## Given records
════════════════════

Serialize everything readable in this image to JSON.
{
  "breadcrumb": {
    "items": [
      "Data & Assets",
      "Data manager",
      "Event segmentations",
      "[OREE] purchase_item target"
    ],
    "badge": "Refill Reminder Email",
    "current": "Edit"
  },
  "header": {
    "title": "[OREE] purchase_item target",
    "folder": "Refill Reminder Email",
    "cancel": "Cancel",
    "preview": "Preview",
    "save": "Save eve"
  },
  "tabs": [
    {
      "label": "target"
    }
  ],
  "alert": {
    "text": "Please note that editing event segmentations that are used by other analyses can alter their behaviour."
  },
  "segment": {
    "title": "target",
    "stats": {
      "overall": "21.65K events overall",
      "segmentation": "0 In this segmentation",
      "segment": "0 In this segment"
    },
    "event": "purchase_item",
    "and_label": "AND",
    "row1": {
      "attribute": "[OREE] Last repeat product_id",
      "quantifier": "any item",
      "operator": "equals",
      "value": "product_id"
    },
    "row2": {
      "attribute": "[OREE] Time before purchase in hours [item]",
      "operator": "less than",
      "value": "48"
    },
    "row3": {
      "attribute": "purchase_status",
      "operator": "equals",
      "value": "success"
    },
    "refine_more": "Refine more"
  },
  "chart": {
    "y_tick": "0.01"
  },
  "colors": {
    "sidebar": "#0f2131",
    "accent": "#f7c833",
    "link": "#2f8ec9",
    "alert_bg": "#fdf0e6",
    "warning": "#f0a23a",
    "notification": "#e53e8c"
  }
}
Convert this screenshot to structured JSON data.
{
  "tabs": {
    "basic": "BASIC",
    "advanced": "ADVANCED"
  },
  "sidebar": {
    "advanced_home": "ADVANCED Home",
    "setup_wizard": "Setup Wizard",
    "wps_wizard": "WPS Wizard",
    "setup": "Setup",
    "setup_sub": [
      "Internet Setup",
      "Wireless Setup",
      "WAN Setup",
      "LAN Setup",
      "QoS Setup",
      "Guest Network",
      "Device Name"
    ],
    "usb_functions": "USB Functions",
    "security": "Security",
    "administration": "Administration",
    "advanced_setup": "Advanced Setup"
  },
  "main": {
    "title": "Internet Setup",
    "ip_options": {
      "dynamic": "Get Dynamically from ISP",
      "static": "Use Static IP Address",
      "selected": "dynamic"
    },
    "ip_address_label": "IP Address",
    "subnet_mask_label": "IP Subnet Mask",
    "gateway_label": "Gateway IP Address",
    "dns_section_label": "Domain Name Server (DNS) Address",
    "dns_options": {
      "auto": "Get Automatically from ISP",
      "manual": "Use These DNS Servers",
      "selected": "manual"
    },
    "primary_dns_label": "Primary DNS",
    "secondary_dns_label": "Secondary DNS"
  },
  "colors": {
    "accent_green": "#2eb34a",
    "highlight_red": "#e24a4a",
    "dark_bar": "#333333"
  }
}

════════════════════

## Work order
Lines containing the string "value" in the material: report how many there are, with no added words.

## Output for this task
3